◆ EXERCISE REQUIREMENTS
Please show every line in the entries below that includes the word "face".

◆ SUPPLIED RECORDS
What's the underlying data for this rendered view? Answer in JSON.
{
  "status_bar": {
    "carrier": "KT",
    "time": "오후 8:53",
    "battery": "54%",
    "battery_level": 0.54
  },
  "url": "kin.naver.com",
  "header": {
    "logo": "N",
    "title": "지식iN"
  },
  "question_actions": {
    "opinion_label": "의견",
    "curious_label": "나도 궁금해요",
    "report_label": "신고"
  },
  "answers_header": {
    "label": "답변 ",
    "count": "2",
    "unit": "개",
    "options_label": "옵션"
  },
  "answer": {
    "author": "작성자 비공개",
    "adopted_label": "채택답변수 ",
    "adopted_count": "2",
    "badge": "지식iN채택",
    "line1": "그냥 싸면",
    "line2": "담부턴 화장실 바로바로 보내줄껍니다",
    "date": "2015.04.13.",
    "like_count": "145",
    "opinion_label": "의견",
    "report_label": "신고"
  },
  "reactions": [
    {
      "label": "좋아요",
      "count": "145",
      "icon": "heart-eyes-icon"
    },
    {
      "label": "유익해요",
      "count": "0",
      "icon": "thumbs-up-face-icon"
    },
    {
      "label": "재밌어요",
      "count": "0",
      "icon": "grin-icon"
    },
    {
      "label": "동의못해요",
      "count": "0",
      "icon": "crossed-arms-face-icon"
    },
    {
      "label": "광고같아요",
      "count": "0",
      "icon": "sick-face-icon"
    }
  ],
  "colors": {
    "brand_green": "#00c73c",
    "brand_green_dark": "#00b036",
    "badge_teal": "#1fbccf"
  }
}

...

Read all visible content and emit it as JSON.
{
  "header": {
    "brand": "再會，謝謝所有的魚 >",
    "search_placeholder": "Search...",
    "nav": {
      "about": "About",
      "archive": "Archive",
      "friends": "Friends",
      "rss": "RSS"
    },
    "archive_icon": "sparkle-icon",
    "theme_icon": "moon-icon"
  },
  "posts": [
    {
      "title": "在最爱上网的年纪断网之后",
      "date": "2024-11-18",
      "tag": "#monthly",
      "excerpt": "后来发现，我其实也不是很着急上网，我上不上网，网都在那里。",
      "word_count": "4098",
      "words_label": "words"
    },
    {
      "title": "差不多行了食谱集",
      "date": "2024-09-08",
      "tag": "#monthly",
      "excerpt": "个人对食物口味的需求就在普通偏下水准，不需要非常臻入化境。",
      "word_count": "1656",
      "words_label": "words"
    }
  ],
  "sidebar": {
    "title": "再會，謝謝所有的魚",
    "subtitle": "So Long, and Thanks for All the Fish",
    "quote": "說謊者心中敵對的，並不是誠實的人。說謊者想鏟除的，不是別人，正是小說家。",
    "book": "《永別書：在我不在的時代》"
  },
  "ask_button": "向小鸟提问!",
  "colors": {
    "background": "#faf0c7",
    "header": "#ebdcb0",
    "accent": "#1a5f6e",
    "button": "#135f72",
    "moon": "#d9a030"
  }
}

◆ REPLY
      "icon": "thumbs-up-face-icon"
      "icon": "crossed-arms-face-icon"
      "icon": "sick-face-icon"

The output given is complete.